RECORDS FOR THIS TASK:
====

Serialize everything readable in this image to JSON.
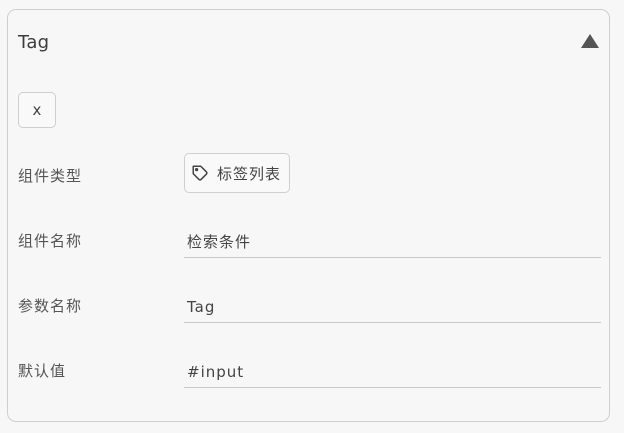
{
  "panel": {
    "title": "Tag",
    "collapse_icon": "triangle-up-icon",
    "close_label": "x"
  },
  "fields": {
    "component_type": {
      "label": "组件类型",
      "value": "标签列表",
      "icon": "tag-icon"
    },
    "component_name": {
      "label": "组件名称",
      "value": "检索条件"
    },
    "param_name": {
      "label": "参数名称",
      "value": "Tag"
    },
    "default_value": {
      "label": "默认值",
      "value": "#input"
    }
  },
  "colors": {
    "background": "#f7f7f7",
    "border": "#cfcfcf",
    "text": "#444444",
    "label": "#555555"
  }
}
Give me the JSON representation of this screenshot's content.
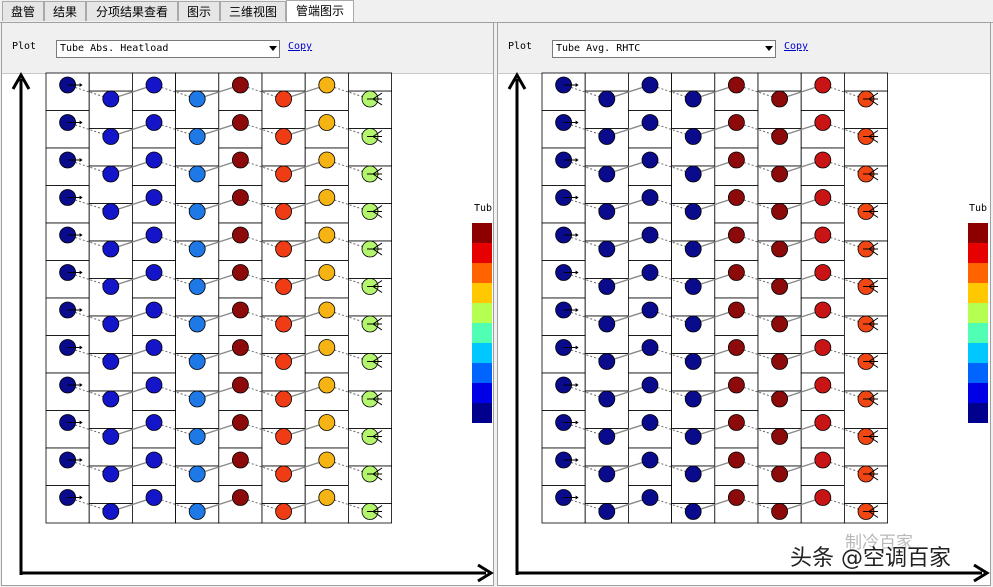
{
  "tabs": [
    {
      "label": "盘管",
      "active": false
    },
    {
      "label": "结果",
      "active": false
    },
    {
      "label": "分项结果查看",
      "active": false
    },
    {
      "label": "图示",
      "active": false
    },
    {
      "label": "三维视图",
      "active": false
    },
    {
      "label": "管端图示",
      "active": true
    }
  ],
  "panels": [
    {
      "plot_label": "Plot",
      "plot_selection": "Tube Abs. Heatload",
      "copy_label": "Copy",
      "legend_title": "Tub",
      "columns": 8,
      "rows": 12,
      "column_colors": [
        "#0a0a8c",
        "#1414c8",
        "#1414c8",
        "#1e78e6",
        "#8c0a0a",
        "#f03c14",
        "#f5b414",
        "#b4f56e"
      ]
    },
    {
      "plot_label": "Plot",
      "plot_selection": "Tube Avg. RHTC",
      "copy_label": "Copy",
      "legend_title": "Tub",
      "columns": 8,
      "rows": 12,
      "column_colors": [
        "#0a0a8c",
        "#0a0a8c",
        "#0a0a8c",
        "#0a0a8c",
        "#8c0a0a",
        "#8c0a0a",
        "#c81414",
        "#f04614"
      ]
    }
  ],
  "legend_colors": [
    "#8c0000",
    "#e60000",
    "#ff6400",
    "#ffc800",
    "#b4ff50",
    "#50ffb4",
    "#00c8ff",
    "#0064ff",
    "#0000e6",
    "#00008c"
  ],
  "watermark": {
    "main": "头条 @空调百家",
    "secondary": "制冷百家"
  }
}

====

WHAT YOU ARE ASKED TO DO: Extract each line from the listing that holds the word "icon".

EXPECTED ANSWER:
    "collapse_icon": "triangle-up-icon",
      "icon": "tag-icon"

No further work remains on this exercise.